Three at a Time

                    This Sea that bares her bosom to the moon[…]
                    It moves us not.—Great God! I’d rather be
                    A Pagan suckled in a creed outworn[.]


                    But no less a devil for that, no not
                    Any less the black man who

                    Bit my pretty red heart in two.

     i. Father

                    In flesh, strong in spirit besides

To buy back time in fourteen lines,
under a mind’s stained-glass ceiling
crashing revelation rewards
silent reverence, your music
box of a mouth is a rusted
meat grinder singing with fire what
liars want quiet hearts to eat,
lips that extinguish artistry
speak of tearing apart my flesh
unless I let you go ahead
where I want to go back, put in
more effort and work into your
throat’s pilgrim route what prayer of mine
swells, never said, finishing off

     ii. Brother

what love starts, Jerusalemic
epidemics of virulent
expectations that drown us in
snailing trails of ancient failures,
unaware-wolves braying crescents
of sweating moons whose tides we mourn
know well your Gnostic radio’s
heaviest breath, facing me as
it is now with Fascist faces
back-masking a dea(r)th of desert
languages, transmuting ageless
images in which we once both
were fluent, without precedent
relentless as you are truant,

     iii. Son

you blow through it, foregoing my
blessing to fetishize untruth,
at once abusing and moving
my bone like a feast no other
ritual’s priest can beat, belief
translating relics until blood
runs from the dust someone else let
it become, drinking up its flood
until you have had enough, this
is what better men, learnèd in
letters and tongues, together termed
the worst of the end’s seven signs:
a kind of vampirism one finds
among pagans and vagabonds,

                    those invisible magi weak
                    in flesh, strong in spirit besides.

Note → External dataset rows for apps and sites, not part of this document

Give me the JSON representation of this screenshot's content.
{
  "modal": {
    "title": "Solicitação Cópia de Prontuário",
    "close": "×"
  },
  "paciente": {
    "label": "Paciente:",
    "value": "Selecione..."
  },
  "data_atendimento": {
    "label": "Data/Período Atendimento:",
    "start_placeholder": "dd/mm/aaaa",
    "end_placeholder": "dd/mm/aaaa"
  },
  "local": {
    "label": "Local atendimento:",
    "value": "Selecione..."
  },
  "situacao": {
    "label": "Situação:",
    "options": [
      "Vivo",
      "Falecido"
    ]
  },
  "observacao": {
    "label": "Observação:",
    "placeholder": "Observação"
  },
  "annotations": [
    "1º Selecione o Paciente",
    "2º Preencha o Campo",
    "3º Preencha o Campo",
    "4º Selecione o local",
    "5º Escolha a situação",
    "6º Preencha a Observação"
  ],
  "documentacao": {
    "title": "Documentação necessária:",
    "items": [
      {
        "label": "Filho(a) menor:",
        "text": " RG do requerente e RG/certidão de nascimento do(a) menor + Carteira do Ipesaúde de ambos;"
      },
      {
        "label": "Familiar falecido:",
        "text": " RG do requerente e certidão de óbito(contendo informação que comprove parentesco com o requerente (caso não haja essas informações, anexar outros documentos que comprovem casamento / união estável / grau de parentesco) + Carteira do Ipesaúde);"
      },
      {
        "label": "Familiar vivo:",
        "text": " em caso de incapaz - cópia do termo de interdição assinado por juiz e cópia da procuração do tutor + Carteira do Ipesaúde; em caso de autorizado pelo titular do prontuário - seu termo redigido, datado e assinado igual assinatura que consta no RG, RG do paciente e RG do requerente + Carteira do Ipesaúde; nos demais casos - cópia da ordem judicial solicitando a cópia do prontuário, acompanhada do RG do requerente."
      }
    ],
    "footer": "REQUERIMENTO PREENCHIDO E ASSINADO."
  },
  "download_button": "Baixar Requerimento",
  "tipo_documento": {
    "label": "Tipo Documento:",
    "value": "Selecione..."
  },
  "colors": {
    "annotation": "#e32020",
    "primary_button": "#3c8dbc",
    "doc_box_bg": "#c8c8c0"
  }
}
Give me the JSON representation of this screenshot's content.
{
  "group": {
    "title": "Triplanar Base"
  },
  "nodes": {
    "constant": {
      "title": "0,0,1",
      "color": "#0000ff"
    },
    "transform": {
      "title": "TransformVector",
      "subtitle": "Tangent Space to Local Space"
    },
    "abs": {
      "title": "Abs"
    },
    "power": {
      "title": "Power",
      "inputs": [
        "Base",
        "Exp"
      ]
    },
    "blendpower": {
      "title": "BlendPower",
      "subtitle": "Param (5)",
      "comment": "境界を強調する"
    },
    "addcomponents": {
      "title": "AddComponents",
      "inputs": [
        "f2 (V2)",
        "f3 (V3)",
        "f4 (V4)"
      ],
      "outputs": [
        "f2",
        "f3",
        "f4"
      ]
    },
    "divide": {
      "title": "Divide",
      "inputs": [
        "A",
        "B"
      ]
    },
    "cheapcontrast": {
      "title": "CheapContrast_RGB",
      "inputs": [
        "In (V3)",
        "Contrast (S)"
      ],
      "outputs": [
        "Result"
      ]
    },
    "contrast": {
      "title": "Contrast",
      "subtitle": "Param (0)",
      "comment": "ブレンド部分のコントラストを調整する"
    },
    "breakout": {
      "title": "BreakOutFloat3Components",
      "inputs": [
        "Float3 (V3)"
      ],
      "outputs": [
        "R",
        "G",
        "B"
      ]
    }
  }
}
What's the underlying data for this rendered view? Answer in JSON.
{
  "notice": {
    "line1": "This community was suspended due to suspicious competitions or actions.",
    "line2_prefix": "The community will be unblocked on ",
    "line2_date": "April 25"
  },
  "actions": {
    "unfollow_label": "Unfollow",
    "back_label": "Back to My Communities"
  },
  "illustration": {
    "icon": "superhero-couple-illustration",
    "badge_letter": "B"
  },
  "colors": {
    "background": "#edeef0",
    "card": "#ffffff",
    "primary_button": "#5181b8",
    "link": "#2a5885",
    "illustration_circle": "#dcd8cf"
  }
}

1William Wordsworth, “[Chapter] Thirteen: William Wordsworth: ‘The World Is Too Much with Us’”, [Stanza 1, Lines 9–]10, in Break, Blow, Burn by Camille Paglia, published at New York by Pantheon Books in 2005; page 63.
2Sylvia Plath, “[Chapter] Thirty-Three: Sylvia Plath: ‘Daddy’”, [Stanzas 11–12, Lines 54–56], in Break, Blow, Burn by Camille Paglia, published at New York by Pantheon Books in 2005; page 166.